▸ YOUR INSTRUCTIONS: Your answer must be an exact copy of all the entries.

= = = = =

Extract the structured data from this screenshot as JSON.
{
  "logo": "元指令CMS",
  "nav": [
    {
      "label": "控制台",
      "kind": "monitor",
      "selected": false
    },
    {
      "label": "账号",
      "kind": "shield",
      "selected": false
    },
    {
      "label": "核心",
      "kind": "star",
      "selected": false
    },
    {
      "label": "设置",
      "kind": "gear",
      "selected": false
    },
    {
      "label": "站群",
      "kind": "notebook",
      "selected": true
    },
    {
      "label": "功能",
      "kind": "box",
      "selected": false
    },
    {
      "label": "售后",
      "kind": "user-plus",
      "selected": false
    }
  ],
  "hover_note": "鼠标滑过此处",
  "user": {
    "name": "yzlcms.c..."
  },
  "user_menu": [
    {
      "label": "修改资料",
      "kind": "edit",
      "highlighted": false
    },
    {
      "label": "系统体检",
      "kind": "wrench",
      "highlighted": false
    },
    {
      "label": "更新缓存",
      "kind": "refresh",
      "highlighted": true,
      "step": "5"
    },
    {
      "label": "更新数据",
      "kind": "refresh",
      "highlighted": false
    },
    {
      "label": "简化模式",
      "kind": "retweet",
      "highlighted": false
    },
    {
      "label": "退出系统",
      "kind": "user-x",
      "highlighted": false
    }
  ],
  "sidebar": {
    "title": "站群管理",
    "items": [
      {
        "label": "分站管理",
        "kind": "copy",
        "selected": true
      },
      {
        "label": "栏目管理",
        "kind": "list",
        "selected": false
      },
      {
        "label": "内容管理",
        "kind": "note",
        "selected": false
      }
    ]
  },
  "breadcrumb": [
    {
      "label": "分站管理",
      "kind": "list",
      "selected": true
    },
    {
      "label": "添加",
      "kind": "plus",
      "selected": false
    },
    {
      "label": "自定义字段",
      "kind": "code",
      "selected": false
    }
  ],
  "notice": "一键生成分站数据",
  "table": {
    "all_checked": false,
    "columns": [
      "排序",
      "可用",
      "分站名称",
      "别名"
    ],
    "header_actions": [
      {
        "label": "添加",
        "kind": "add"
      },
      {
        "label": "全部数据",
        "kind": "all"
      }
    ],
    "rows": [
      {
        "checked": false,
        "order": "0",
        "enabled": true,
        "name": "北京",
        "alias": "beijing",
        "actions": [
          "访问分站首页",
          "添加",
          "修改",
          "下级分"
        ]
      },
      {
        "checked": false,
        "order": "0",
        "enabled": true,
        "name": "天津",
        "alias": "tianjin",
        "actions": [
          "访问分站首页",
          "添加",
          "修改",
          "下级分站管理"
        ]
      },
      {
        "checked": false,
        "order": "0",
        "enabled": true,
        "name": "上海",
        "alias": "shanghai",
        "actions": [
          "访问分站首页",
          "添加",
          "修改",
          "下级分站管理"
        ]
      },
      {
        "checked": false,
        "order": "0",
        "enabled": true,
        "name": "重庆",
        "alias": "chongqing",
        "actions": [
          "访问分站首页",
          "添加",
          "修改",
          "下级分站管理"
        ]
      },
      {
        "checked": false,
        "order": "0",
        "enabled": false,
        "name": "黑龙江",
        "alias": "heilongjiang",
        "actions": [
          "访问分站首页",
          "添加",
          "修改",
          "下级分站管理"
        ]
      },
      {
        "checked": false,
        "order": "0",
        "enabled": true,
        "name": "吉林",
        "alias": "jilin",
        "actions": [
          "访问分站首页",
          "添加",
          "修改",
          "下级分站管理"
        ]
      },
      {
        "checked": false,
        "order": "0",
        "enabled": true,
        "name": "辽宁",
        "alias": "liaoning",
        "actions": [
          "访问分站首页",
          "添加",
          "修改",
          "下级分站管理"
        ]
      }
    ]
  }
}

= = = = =

▸ SOLUTION BELOW:
Extract the structured data from this screenshot as JSON.
{
  "logo": "元指令CMS",
  "nav": [
    {
      "label": "控制台",
      "kind": "monitor",
      "selected": false
    },
    {
      "label": "账号",
      "kind": "shield",
      "selected": false
    },
    {
      "label": "核心",
      "kind": "star",
      "selected": false
    },
    {
      "label": "设置",
      "kind": "gear",
      "selected": false
    },
    {
      "label": "站群",
      "kind": "notebook",
      "selected": true
    },
    {
      "label": "功能",
      "kind": "box",
      "selected": false
    },
    {
      "label": "售后",
      "kind": "user-plus",
      "selected": false
    }
  ],
  "hover_note": "鼠标滑过此处",
  "user": {
    "name": "yzlcms.c..."
  },
  "user_menu": [
    {
      "label": "修改资料",
      "kind": "edit",
      "highlighted": false
    },
    {
      "label": "系统体检",
      "kind": "wrench",
      "highlighted": false
    },
    {
      "label": "更新缓存",
      "kind": "refresh",
      "highlighted": true,
      "step": "5"
    },
    {
      "label": "更新数据",
      "kind": "refresh",
      "highlighted": false
    },
    {
      "label": "简化模式",
      "kind": "retweet",
      "highlighted": false
    },
    {
      "label": "退出系统",
      "kind": "user-x",
      "highlighted": false
    }
  ],
  "sidebar": {
    "title": "站群管理",
    "items": [
      {
        "label": "分站管理",
        "kind": "copy",
        "selected": true
      },
      {
        "label": "栏目管理",
        "kind": "list",
        "selected": false
      },
      {
        "label": "内容管理",
        "kind": "note",
        "selected": false
      }
    ]
  },
  "breadcrumb": [
    {
      "label": "分站管理",
      "kind": "list",
      "selected": true
    },
    {
      "label": "添加",
      "kind": "plus",
      "selected": false
    },
    {
      "label": "自定义字段",
      "kind": "code",
      "selected": false
    }
  ],
  "notice": "一键生成分站数据",
  "table": {
    "all_checked": false,
    "columns": [
      "排序",
      "可用",
      "分站名称",
      "别名"
    ],
    "header_actions": [
      {
        "label": "添加",
        "kind": "add"
      },
      {
        "label": "全部数据",
        "kind": "all"
      }
    ],
    "rows": [
      {
        "checked": false,
        "order": "0",
        "enabled": true,
        "name": "北京",
        "alias": "beijing",
        "actions": [
          "访问分站首页",
          "添加",
          "修改",
          "下级分"
        ]
      },
      {
        "checked": false,
        "order": "0",
        "enabled": true,
        "name": "天津",
        "alias": "tianjin",
        "actions": [
          "访问分站首页",
          "添加",
          "修改",
          "下级分站管理"
        ]
      },
      {
        "checked": false,
        "order": "0",
        "enabled": true,
        "name": "上海",
        "alias": "shanghai",
        "actions": [
          "访问分站首页",
          "添加",
          "修改",
          "下级分站管理"
        ]
      },
      {
        "checked": false,
        "order": "0",
        "enabled": true,
        "name": "重庆",
        "alias": "chongqing",
        "actions": [
          "访问分站首页",
          "添加",
          "修改",
          "下级分站管理"
        ]
      },
      {
        "checked": false,
        "order": "0",
        "enabled": false,
        "name": "黑龙江",
        "alias": "heilongjiang",
        "actions": [
          "访问分站首页",
          "添加",
          "修改",
          "下级分站管理"
        ]
      },
      {
        "checked": false,
        "order": "0",
        "enabled": true,
        "name": "吉林",
        "alias": "jilin",
        "actions": [
          "访问分站首页",
          "添加",
          "修改",
          "下级分站管理"
        ]
      },
      {
        "checked": false,
        "order": "0",
        "enabled": true,
        "name": "辽宁",
        "alias": "liaoning",
        "actions": [
          "访问分站首页",
          "添加",
          "修改",
          "下级分站管理"
        ]
      }
    ]
  }
}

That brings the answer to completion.